Second, Krugman writes that what he likes to call "sado-monetarism" — a belief "that inflicting pain is ipso facto good" — is an influence, too. "There are some people and institutions — for example, the Basel-based Bank for International Settlements — that always want to see interest rates go up," he continues. "Their rationale is ever-changing — it’s commodity prices; no, it’s financial stability; no, it’s wages — but the recommended policy is always the same."
However, the last explanation offered by Krugman is the most sweeping. Alongside being stuck in the past and suffering from sado-monetarism, Krugman writes, the uncomfortable truth is that many people who want higher interest rates feel that way because of "class interests." Krugman writes:
Finally, although the current monetary debate isn’t as openly political as the previous fiscal debate, it’s hard to escape the suspicion that class interests are playing a role. A fair number of commentators seem oddly upset by the notion of workers getting raises, especially while returns to bondholders remain low. It’s almost as if they identify with the investor class, and feel uncomfortable with anything that brings us close to full employment, and thereby gives workers more bargaining power.
Whatever the underlying motives, tightening the monetary screws anytime soon would be a very, very bad idea. We are slowly, painfully, emerging from the worst slump since the Great Depression. It wouldn’t take much to abort the recovery, and, if that were to happen, we would almost certainly be Japanified, stuck in a trap that might last decades.

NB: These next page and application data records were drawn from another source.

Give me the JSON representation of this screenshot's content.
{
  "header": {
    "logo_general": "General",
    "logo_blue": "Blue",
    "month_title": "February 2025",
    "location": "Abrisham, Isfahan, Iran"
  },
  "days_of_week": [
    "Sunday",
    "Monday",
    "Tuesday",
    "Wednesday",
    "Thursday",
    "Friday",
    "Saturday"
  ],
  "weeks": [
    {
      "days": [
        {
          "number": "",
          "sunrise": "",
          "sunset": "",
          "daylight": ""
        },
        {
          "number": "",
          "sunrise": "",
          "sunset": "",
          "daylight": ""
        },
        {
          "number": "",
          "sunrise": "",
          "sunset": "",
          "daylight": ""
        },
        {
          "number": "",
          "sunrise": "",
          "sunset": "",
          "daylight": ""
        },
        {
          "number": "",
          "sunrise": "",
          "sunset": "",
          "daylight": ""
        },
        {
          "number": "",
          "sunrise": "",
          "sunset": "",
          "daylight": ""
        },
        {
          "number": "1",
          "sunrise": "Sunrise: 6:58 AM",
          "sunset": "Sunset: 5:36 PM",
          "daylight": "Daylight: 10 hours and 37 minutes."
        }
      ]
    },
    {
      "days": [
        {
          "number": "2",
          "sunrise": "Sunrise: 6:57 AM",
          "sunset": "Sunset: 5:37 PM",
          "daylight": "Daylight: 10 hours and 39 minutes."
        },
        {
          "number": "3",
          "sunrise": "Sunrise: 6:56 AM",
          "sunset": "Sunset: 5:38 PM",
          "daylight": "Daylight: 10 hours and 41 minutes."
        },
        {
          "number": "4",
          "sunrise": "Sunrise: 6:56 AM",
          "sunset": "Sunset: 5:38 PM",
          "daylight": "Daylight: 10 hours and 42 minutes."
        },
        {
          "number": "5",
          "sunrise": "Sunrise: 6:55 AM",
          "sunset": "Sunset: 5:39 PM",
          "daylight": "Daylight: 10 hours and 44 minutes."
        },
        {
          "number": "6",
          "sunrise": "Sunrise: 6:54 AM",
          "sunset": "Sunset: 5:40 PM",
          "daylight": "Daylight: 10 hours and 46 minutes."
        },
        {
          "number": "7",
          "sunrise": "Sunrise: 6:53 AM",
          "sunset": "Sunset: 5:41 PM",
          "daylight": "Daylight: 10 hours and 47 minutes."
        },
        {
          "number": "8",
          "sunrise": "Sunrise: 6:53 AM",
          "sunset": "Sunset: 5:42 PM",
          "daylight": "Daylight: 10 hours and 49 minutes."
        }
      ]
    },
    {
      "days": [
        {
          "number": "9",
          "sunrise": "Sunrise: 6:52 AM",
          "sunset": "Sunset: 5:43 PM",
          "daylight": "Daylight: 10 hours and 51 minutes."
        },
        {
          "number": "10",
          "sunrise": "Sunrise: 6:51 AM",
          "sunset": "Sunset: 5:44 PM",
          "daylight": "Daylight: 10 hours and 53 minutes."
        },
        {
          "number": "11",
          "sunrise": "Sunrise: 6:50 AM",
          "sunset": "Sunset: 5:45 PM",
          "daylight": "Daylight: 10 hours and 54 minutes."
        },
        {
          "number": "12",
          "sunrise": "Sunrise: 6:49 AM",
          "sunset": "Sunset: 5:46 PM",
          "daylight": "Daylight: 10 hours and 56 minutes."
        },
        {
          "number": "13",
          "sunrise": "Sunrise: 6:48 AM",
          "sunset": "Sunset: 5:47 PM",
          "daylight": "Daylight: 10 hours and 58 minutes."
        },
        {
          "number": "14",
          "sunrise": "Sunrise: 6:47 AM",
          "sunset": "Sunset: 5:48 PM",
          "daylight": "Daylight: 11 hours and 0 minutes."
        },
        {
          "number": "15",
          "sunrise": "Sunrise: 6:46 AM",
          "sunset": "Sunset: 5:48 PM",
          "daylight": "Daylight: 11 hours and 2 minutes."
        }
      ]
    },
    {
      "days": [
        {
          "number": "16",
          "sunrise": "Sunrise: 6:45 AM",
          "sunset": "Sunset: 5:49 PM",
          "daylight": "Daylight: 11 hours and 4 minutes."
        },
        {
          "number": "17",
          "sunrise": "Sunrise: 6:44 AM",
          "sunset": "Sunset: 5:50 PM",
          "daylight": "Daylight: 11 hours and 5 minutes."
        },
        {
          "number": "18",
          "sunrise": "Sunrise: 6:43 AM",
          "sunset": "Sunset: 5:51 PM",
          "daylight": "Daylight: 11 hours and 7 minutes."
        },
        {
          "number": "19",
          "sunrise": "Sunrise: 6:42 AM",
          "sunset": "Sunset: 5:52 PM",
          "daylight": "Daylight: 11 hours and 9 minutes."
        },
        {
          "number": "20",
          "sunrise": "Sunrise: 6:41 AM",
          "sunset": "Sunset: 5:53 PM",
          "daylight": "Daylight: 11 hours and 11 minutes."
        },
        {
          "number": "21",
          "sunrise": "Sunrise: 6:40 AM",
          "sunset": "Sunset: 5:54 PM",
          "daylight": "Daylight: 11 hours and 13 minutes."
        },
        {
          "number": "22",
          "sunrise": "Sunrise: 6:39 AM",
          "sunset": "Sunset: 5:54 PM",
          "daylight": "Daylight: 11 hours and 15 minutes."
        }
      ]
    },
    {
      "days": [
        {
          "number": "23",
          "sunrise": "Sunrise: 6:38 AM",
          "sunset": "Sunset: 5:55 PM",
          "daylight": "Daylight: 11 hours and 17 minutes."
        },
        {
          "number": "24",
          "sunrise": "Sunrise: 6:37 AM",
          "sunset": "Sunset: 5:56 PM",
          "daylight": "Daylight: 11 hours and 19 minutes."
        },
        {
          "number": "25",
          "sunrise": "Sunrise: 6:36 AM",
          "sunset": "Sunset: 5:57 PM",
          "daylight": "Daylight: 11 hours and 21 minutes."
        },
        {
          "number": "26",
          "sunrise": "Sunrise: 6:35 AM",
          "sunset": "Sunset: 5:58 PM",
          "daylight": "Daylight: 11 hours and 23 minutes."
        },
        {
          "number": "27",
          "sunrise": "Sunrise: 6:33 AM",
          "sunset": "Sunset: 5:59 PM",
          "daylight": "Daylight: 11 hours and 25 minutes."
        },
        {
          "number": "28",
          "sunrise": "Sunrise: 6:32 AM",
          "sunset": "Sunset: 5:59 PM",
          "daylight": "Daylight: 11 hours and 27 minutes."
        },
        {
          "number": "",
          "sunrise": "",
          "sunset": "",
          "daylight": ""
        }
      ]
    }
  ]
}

Is wage growth actually taking off? That’s far from clear. But if it is, we should see rising wages as a development to cheer and promote, not a threat to be squashed with tight money.